[[ Input records open ]]
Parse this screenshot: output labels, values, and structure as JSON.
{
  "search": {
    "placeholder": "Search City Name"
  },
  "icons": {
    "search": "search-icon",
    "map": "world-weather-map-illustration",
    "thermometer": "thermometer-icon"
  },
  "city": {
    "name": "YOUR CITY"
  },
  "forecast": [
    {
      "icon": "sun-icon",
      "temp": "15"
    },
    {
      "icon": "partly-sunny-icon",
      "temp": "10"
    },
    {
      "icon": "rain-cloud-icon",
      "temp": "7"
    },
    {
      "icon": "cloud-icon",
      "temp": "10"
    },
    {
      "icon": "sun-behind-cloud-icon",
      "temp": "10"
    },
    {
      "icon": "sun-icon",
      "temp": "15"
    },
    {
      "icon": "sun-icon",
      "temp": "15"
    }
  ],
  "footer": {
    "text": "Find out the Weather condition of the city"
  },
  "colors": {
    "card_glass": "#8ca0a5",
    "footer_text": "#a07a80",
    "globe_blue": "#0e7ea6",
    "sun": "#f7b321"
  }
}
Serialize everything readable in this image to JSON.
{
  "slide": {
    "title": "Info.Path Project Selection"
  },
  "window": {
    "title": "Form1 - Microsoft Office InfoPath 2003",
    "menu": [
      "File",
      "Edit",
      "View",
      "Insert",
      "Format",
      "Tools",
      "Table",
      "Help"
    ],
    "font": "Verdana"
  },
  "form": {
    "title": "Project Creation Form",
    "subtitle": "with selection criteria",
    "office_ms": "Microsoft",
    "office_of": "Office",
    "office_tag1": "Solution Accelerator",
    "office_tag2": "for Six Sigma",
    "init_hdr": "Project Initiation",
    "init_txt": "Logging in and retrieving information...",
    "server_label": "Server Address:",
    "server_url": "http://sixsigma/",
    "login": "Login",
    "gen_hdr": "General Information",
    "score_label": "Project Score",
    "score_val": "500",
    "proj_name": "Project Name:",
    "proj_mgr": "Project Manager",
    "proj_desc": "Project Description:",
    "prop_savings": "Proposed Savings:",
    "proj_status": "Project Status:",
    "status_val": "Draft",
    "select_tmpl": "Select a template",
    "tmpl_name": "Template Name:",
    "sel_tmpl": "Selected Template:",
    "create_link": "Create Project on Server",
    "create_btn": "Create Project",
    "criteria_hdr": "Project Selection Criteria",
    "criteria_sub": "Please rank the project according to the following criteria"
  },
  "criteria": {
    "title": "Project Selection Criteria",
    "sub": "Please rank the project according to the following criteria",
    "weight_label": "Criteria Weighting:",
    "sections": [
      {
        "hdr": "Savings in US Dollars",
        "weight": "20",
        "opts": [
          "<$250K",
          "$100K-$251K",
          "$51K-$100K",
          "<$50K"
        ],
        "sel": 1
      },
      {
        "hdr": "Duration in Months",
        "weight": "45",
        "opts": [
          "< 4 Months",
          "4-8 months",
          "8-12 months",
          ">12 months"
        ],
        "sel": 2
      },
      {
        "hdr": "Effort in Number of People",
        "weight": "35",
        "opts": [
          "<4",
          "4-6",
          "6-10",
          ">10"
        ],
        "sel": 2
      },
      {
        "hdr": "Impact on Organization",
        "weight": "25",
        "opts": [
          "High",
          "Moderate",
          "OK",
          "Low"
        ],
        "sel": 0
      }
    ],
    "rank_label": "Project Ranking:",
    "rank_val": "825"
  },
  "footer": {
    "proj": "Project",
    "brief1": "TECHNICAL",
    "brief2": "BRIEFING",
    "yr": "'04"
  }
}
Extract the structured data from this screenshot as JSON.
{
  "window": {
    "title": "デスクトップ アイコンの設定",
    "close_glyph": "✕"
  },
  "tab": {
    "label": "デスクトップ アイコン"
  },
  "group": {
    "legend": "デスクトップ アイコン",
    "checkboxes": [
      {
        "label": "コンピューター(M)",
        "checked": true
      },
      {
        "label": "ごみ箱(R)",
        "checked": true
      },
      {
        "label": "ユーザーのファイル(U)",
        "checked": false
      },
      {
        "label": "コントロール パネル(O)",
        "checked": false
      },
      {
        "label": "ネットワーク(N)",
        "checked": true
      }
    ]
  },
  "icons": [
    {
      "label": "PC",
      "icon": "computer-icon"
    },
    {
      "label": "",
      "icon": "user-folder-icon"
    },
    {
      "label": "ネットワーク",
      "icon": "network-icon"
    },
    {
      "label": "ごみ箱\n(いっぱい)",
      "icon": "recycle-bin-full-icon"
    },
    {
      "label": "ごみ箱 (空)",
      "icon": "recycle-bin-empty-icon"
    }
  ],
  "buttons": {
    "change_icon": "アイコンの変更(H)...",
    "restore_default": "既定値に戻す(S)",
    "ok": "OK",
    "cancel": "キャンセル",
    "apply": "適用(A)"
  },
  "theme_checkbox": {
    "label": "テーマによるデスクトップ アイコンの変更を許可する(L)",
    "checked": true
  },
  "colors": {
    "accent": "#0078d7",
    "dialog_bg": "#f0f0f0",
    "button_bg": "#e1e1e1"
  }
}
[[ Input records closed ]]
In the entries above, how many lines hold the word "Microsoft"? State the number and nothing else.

2